• Insufficient anti-oxidants leads to oxidative
stress:
¾ Increased HIV replication
¾ Higher viral loads
• Wasting due to cachexia, anorexia, fever
& catabolism of muscle tissue – significant
loss of muscle mass due to metabolic
changes in the acute phase response to
infection
(CNHHA, 2005; PIWOZ, 2005)
MOTHER-TO-CHILD
TRANSMISSION (MTCT) OF HIV
MTCT of HIV during pregnancy, at the time of
childbirth, and through breastfeeding
Without interventions to prevent MTCT, about 2540% of infants become infected
• 5-10% are infected during pregnancy
• 10-20% are infected during childbirth
• 10-20% are infected over 2 years of
breastfeeding
• 600,000 infants infected per year worldwide
NUTRITION AND MTCT –
POSSIBLE MECHANISMS
• Maternal malnutrition can lead to:
– Impaired immune system
• More severe and frequent secondary infections
• Decreased CD4 cell counts
– Increased viral load in blood, genital secretions, breast milk
• Low serum retinol
• Low serum selenium
– Increased risk of low birth weight, pre-maturity
– Low fetal nutrient stores
• Weakened infant immune system
– Impaired integrity of mucosal barrier

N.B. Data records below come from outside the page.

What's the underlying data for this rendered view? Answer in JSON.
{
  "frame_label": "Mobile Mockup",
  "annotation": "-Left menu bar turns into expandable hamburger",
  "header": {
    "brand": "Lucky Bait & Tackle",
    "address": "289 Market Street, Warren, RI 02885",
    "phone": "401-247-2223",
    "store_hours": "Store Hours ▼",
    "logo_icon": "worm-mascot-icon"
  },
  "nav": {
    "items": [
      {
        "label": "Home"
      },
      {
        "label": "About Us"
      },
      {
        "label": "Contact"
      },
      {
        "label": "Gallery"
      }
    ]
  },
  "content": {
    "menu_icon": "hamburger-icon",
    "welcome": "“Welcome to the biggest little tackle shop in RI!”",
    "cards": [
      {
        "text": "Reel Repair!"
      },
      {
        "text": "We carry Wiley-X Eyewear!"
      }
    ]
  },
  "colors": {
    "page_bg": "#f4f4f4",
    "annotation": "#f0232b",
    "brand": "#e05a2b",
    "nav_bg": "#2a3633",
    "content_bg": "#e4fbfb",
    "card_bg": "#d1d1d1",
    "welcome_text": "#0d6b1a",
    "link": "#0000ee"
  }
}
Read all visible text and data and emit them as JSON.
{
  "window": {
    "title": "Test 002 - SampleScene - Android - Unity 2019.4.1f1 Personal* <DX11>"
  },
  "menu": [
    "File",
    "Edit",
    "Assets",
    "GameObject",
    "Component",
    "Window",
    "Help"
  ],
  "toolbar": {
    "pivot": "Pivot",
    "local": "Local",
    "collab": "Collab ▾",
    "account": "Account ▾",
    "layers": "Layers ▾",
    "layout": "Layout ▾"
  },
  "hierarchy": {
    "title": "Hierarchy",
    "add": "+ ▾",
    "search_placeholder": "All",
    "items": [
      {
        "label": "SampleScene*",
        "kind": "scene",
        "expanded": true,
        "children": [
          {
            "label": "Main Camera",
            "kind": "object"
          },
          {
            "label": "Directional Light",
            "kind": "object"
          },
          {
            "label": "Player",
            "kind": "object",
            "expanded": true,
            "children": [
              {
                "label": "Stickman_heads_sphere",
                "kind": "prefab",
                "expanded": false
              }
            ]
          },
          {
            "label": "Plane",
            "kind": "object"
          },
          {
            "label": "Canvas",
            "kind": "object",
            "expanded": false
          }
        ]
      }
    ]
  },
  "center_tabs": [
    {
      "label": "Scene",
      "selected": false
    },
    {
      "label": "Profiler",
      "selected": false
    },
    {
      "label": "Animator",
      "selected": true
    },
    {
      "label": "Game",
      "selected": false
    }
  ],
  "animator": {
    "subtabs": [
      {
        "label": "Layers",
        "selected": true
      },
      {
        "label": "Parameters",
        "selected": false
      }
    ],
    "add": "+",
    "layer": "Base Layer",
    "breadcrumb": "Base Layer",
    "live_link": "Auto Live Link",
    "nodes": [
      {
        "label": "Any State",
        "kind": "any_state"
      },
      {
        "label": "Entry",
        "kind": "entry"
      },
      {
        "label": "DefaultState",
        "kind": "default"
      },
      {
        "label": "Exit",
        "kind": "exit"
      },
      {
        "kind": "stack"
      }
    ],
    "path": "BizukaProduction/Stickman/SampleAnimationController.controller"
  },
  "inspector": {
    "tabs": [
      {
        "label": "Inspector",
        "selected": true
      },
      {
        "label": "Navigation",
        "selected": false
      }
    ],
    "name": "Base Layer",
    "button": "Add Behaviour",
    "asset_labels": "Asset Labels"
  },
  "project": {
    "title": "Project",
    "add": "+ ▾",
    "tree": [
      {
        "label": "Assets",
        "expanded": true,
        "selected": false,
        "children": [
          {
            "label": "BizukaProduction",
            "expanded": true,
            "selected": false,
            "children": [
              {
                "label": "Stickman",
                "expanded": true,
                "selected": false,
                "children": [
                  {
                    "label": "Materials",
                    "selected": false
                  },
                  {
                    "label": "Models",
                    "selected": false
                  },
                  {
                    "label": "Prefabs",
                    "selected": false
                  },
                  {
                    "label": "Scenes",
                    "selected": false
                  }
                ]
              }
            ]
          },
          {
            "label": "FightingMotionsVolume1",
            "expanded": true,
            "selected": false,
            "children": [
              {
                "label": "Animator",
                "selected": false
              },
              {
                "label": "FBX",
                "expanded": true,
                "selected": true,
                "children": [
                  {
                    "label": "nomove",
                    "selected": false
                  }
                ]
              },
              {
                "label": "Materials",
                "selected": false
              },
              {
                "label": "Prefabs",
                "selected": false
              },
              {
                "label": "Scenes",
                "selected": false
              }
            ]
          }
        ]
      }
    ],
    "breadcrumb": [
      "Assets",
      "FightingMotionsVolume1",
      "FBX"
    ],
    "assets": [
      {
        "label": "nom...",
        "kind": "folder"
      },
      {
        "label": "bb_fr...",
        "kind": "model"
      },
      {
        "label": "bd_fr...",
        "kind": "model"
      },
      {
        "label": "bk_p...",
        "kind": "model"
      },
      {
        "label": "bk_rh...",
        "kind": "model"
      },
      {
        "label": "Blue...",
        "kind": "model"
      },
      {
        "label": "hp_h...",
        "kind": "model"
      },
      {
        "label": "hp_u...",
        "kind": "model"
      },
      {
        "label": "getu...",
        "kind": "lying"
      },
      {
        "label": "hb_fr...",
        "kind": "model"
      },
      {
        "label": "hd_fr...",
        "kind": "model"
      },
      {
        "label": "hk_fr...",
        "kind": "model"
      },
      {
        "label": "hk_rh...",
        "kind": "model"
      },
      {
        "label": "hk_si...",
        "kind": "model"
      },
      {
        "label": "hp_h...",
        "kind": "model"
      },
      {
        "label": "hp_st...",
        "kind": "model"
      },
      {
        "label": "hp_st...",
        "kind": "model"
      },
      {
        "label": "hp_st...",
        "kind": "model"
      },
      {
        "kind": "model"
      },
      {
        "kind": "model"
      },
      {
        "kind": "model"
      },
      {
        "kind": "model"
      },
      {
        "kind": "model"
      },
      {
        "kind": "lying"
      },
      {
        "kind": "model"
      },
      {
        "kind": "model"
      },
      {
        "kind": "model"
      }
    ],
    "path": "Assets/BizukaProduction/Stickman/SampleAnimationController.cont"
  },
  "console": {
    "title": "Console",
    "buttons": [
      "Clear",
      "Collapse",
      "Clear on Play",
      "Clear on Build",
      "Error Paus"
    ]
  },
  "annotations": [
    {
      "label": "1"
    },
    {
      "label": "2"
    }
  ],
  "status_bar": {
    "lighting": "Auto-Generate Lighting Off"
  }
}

• Genital mucosa, placenta
• Infant gastrointestinal tract, impaired mucosal immunity
INFANT FEEDING
• Maternal CD4, blood and BM viral
load are associated with increased
risk of HIV transmission during BF
• The risk of HIV transmission during
BF is constant over time
• Data from several studies report that
education/counseling increases
frequency and duration of EBF
TREATMENT GOALS for PLHA
• Improve or develop better eating habits
and diet
• Build or replenish body stores of
micronutrients
• Prevent or stabilize weight loss
• Preserve and/or gain muscle loss
• Prevent food-borne illness
• Prepare for and manage symptoms that
affect food consumption and dietary intake
• Provide nutritious food for PHLA
(CNHHA, 2005; PIWOZ, 2005)
PROMOTE A HEALTHY DIET
• Asymptomatic PLHA – increased
body metabolism
• Adequate in energy, protein, fat
and essential nutrients
• 10-15% more energy/day
• 50-100% more protein/day
(CNHHA, 2005; PIWOZ, 2005)
HEALTHY DIET cont
• HIV-adults (men and women):
¾Increase energy intakes with
additional 300-400kcal (1200-1600kJ)
pd
¾Increase daily protein intake with
additional 25-30 g
• Select foods rich in anti-oxidants and
B-vitamins
CNHHA, 2005; PIWOZ, 2005)
HEALTHY DIET cont
• In summary, a healthy diet should contain a
balance of:
¾COH and fats to produce energy
¾Proteins to build and repair tissue
¾Vitamins and minerals to protect against
opportunistic infections
CNHHA, 2005; PIWOZ, 2005)
CONCLUSION
• Protein important for:
¾ Health and wellbeing throughout life cycle
¾ Infections
• Include protein-rich foods in all meals
• Industry
REFERENCES
•
•
•
•
•
•
•
ACADEMY OF SCIENCE OF SOUTH AFRICA (ASSAf). 2007.
HIV/AIDS, TB and nutrition. Pretoria, SA: ASSAf.
CONSULTATION ON NUTRITION AND HIV/AIDS IN AFRICA
(CNHAA). 2005. Evidence, lessons and recommendations for
actions. www.sahims.net. Accessed 06 October 2007.
MAHAN LK & ESCOTT-STUMP S. 2004. Krause’s food, nutrition
and diet therapy. 11th ed. Philadelphia Pennsylvania, USA:
Saunders.
GEISSLER C & POWERS H. 2006. Human nutrition. 11th ed.
London, UK: Elsevier Churchill Livingstone.
INSTITUTE OF MEDICINE 2003: Dietary Reference Intakes.
Food and Nutrition Board. Washington DC: National Academy
Press.
PIWOZ EG. 2005. Care of women with HIV living in limitedresource settings. Available at
www.aed.org/ghpnpubs/presentations. Accessed on 06 October
2007.
WHITNEY E & ROLFES SR. 2008. Understanding nutrition. 11th
ed. Belmont California, USA: Thomson Wadsworth.
THANK YOU!
[email protected]
or
[email protected]